▸ **Task**: Could you show all lines in the entries below that contain the string "list"?

▸ **Recorded information**:
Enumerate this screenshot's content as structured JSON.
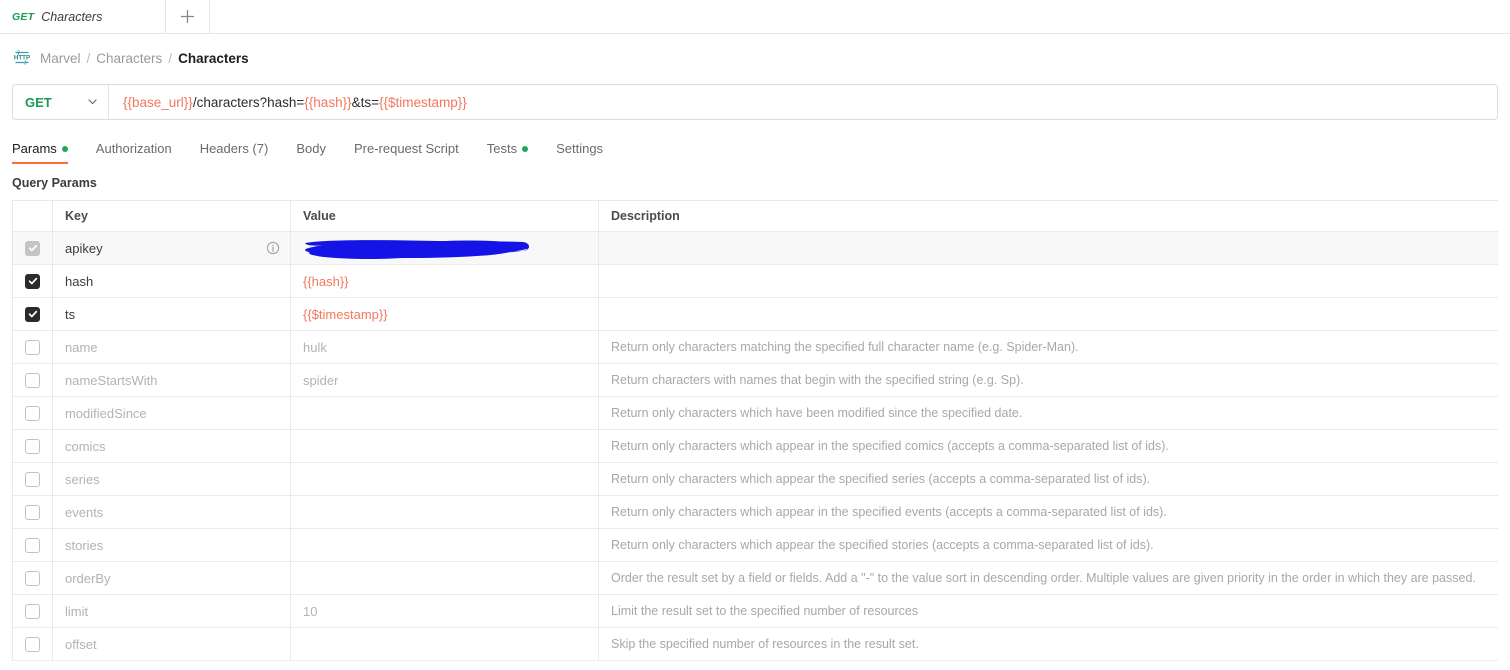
{
  "tabbar": {
    "request_tab": {
      "method": "GET",
      "name": "Characters"
    },
    "new_tab_label": "+"
  },
  "breadcrumb": {
    "icon": "http-icon",
    "items": [
      {
        "label": "Marvel",
        "current": false
      },
      {
        "label": "Characters",
        "current": false
      },
      {
        "label": "Characters",
        "current": true
      }
    ],
    "separator": "/"
  },
  "url_bar": {
    "method": "GET",
    "method_caret_icon": "chevron-down-icon",
    "url_segments": [
      {
        "text": "{{base_url}}",
        "kind": "var"
      },
      {
        "text": "/characters?hash=",
        "kind": "plain"
      },
      {
        "text": "{{hash}}",
        "kind": "var"
      },
      {
        "text": "&ts=",
        "kind": "plain"
      },
      {
        "text": "{{$timestamp}}",
        "kind": "var"
      }
    ],
    "url_plain": "{{base_url}}/characters?hash={{hash}}&ts={{$timestamp}}"
  },
  "subtabs": [
    {
      "label": "Params",
      "dot": true,
      "active": true
    },
    {
      "label": "Authorization",
      "dot": false,
      "active": false
    },
    {
      "label": "Headers (7)",
      "dot": false,
      "active": false
    },
    {
      "label": "Body",
      "dot": false,
      "active": false
    },
    {
      "label": "Pre-request Script",
      "dot": false,
      "active": false
    },
    {
      "label": "Tests",
      "dot": true,
      "active": false
    },
    {
      "label": "Settings",
      "dot": false,
      "active": false
    }
  ],
  "params": {
    "section_title": "Query Params",
    "columns": {
      "key": "Key",
      "value": "Value",
      "description": "Description"
    },
    "rows": [
      {
        "checked": true,
        "checkbox_style": "muted",
        "hovered": true,
        "key": "apikey",
        "has_info_icon": true,
        "value": "",
        "redacted": true,
        "description": ""
      },
      {
        "checked": true,
        "checkbox_style": "on",
        "hovered": false,
        "key": "hash",
        "has_info_icon": false,
        "value": "{{hash}}",
        "value_is_var": true,
        "redacted": false,
        "description": ""
      },
      {
        "checked": true,
        "checkbox_style": "on",
        "hovered": false,
        "key": "ts",
        "has_info_icon": false,
        "value": "{{$timestamp}}",
        "value_is_var": true,
        "redacted": false,
        "description": ""
      },
      {
        "checked": false,
        "checkbox_style": "off",
        "hovered": false,
        "key": "name",
        "has_info_icon": false,
        "value": "hulk",
        "redacted": false,
        "description": "Return only characters matching the specified full character name (e.g. Spider-Man)."
      },
      {
        "checked": false,
        "checkbox_style": "off",
        "hovered": false,
        "key": "nameStartsWith",
        "has_info_icon": false,
        "value": "spider",
        "redacted": false,
        "description": "Return characters with names that begin with the specified string (e.g. Sp)."
      },
      {
        "checked": false,
        "checkbox_style": "off",
        "hovered": false,
        "key": "modifiedSince",
        "has_info_icon": false,
        "value": "",
        "redacted": false,
        "description": "Return only characters which have been modified since the specified date."
      },
      {
        "checked": false,
        "checkbox_style": "off",
        "hovered": false,
        "key": "comics",
        "has_info_icon": false,
        "value": "",
        "redacted": false,
        "description": "Return only characters which appear in the specified comics (accepts a comma-separated list of ids)."
      },
      {
        "checked": false,
        "checkbox_style": "off",
        "hovered": false,
        "key": "series",
        "has_info_icon": false,
        "value": "",
        "redacted": false,
        "description": "Return only characters which appear the specified series (accepts a comma-separated list of ids)."
      },
      {
        "checked": false,
        "checkbox_style": "off",
        "hovered": false,
        "key": "events",
        "has_info_icon": false,
        "value": "",
        "redacted": false,
        "description": "Return only characters which appear in the specified events (accepts a comma-separated list of ids)."
      },
      {
        "checked": false,
        "checkbox_style": "off",
        "hovered": false,
        "key": "stories",
        "has_info_icon": false,
        "value": "",
        "redacted": false,
        "description": "Return only characters which appear the specified stories (accepts a comma-separated list of ids)."
      },
      {
        "checked": false,
        "checkbox_style": "off",
        "hovered": false,
        "key": "orderBy",
        "has_info_icon": false,
        "value": "",
        "redacted": false,
        "description": "Order the result set by a field or fields. Add a \"-\" to the value sort in descending order. Multiple values are given priority in the order in which they are passed."
      },
      {
        "checked": false,
        "checkbox_style": "off",
        "hovered": false,
        "key": "limit",
        "has_info_icon": false,
        "value": "10",
        "redacted": false,
        "description": "Limit the result set to the specified number of resources"
      },
      {
        "checked": false,
        "checkbox_style": "off",
        "hovered": false,
        "key": "offset",
        "has_info_icon": false,
        "value": "",
        "redacted": false,
        "description": "Skip the specified number of resources in the result set."
      }
    ]
  },
  "colors": {
    "accent_orange": "#ff6c37",
    "method_green": "#1a9a52",
    "variable_orange": "#f4775c",
    "status_dot_green": "#1faa52",
    "redaction_blue": "#1414e6",
    "http_icon_teal": "#3a9aa8"
  }
}
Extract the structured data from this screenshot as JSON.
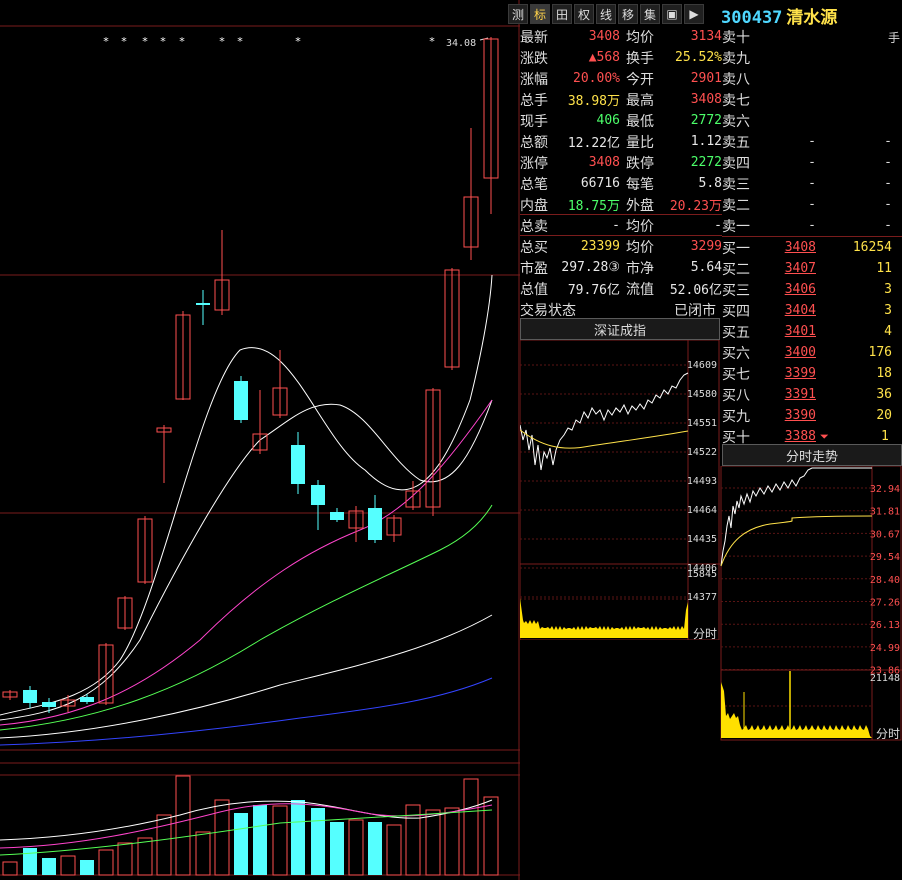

▸ **Exercise output**:
        "description": "Return only characters which appear in the specified comics (accepts a comma-separated list of ids)."
        "description": "Return only characters which appear the specified series (accepts a comma-separated list of ids)."
        "description": "Return only characters which appear in the specified events (accepts a comma-separated list of ids)."
        "description": "Return only characters which appear the specified stories (accepts a comma-separated list of ids)."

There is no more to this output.